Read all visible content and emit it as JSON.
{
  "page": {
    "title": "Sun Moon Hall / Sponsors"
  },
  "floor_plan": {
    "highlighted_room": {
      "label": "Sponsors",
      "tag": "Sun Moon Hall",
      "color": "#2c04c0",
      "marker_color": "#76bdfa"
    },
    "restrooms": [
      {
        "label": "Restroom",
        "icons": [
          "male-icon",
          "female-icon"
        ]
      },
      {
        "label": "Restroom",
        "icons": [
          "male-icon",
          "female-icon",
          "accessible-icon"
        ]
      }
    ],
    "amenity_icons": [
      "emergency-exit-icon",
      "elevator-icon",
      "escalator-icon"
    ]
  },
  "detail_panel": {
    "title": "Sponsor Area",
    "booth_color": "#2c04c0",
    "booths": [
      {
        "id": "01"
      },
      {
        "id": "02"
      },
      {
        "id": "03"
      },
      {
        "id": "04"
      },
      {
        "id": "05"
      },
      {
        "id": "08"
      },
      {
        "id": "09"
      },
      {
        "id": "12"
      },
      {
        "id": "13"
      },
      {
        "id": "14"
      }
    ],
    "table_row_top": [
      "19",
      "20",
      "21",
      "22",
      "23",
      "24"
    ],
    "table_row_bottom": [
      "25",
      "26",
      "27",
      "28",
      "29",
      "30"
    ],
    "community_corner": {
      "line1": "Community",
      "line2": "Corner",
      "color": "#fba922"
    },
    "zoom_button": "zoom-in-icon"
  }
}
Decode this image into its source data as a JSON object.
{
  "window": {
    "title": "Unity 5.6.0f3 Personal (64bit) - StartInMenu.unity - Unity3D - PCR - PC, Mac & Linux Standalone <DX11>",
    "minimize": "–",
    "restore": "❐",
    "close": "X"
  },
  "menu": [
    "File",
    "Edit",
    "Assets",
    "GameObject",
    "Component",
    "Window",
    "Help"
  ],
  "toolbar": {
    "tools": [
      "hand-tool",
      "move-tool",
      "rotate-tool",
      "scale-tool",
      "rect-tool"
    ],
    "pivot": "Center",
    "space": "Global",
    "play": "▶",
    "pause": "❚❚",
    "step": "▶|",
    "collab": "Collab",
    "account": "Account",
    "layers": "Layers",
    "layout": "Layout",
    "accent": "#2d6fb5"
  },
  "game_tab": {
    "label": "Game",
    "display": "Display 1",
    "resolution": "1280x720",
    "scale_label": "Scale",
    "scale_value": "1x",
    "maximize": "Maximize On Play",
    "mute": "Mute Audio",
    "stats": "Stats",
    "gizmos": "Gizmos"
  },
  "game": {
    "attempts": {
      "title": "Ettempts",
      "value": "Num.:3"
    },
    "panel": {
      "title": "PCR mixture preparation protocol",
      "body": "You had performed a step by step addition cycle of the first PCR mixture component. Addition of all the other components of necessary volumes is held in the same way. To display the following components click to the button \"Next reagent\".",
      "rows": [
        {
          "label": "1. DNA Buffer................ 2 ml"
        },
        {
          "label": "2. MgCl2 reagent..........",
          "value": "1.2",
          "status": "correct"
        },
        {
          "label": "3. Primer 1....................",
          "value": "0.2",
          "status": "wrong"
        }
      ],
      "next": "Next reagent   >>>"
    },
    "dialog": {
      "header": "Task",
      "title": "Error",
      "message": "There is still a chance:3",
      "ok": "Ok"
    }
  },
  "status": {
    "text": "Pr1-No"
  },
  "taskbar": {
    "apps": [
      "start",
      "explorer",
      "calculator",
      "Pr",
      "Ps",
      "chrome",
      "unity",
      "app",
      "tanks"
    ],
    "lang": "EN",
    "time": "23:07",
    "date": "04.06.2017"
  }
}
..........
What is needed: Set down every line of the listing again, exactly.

Worked solution:
Read all visible content and emit it as JSON.
{
  "page": {
    "title": "Sun Moon Hall / Sponsors"
  },
  "floor_plan": {
    "highlighted_room": {
      "label": "Sponsors",
      "tag": "Sun Moon Hall",
      "color": "#2c04c0",
      "marker_color": "#76bdfa"
    },
    "restrooms": [
      {
        "label": "Restroom",
        "icons": [
          "male-icon",
          "female-icon"
        ]
      },
      {
        "label": "Restroom",
        "icons": [
          "male-icon",
          "female-icon",
          "accessible-icon"
        ]
      }
    ],
    "amenity_icons": [
      "emergency-exit-icon",
      "elevator-icon",
      "escalator-icon"
    ]
  },
  "detail_panel": {
    "title": "Sponsor Area",
    "booth_color": "#2c04c0",
    "booths": [
      {
        "id": "01"
      },
      {
        "id": "02"
      },
      {
        "id": "03"
      },
      {
        "id": "04"
      },
      {
        "id": "05"
      },
      {
        "id": "08"
      },
      {
        "id": "09"
      },
      {
        "id": "12"
      },
      {
        "id": "13"
      },
      {
        "id": "14"
      }
    ],
    "table_row_top": [
      "19",
      "20",
      "21",
      "22",
      "23",
      "24"
    ],
    "table_row_bottom": [
      "25",
      "26",
      "27",
      "28",
      "29",
      "30"
    ],
    "community_corner": {
      "line1": "Community",
      "line2": "Corner",
      "color": "#fba922"
    },
    "zoom_button": "zoom-in-icon"
  }
}
Decode this image into its source data as a JSON object.
{
  "window": {
    "title": "Unity 5.6.0f3 Personal (64bit) - StartInMenu.unity - Unity3D - PCR - PC, Mac & Linux Standalone <DX11>",
    "minimize": "–",
    "restore": "❐",
    "close": "X"
  },
  "menu": [
    "File",
    "Edit",
    "Assets",
    "GameObject",
    "Component",
    "Window",
    "Help"
  ],
  "toolbar": {
    "tools": [
      "hand-tool",
      "move-tool",
      "rotate-tool",
      "scale-tool",
      "rect-tool"
    ],
    "pivot": "Center",
    "space": "Global",
    "play": "▶",
    "pause": "❚❚",
    "step": "▶|",
    "collab": "Collab",
    "account": "Account",
    "layers": "Layers",
    "layout": "Layout",
    "accent": "#2d6fb5"
  },
  "game_tab": {
    "label": "Game",
    "display": "Display 1",
    "resolution": "1280x720",
    "scale_label": "Scale",
    "scale_value": "1x",
    "maximize": "Maximize On Play",
    "mute": "Mute Audio",
    "stats": "Stats",
    "gizmos": "Gizmos"
  },
  "game": {
    "attempts": {
      "title": "Ettempts",
      "value": "Num.:3"
    },
    "panel": {
      "title": "PCR mixture preparation protocol",
      "body": "You had performed a step by step addition cycle of the first PCR mixture component. Addition of all the other components of necessary volumes is held in the same way. To display the following components click to the button \"Next reagent\".",
      "rows": [
        {
          "label": "1. DNA Buffer................ 2 ml"
        },
        {
          "label": "2. MgCl2 reagent..........",
          "value": "1.2",
          "status": "correct"
        },
        {
          "label": "3. Primer 1....................",
          "value": "0.2",
          "status": "wrong"
        }
      ],
      "next": "Next reagent   >>>"
    },
    "dialog": {
      "header": "Task",
      "title": "Error",
      "message": "There is still a chance:3",
      "ok": "Ok"
    }
  },
  "status": {
    "text": "Pr1-No"
  },
  "taskbar": {
    "apps": [
      "start",
      "explorer",
      "calculator",
      "Pr",
      "Ps",
      "chrome",
      "unity",
      "app",
      "tanks"
    ],
    "lang": "EN",
    "time": "23:07",
    "date": "04.06.2017"
  }
}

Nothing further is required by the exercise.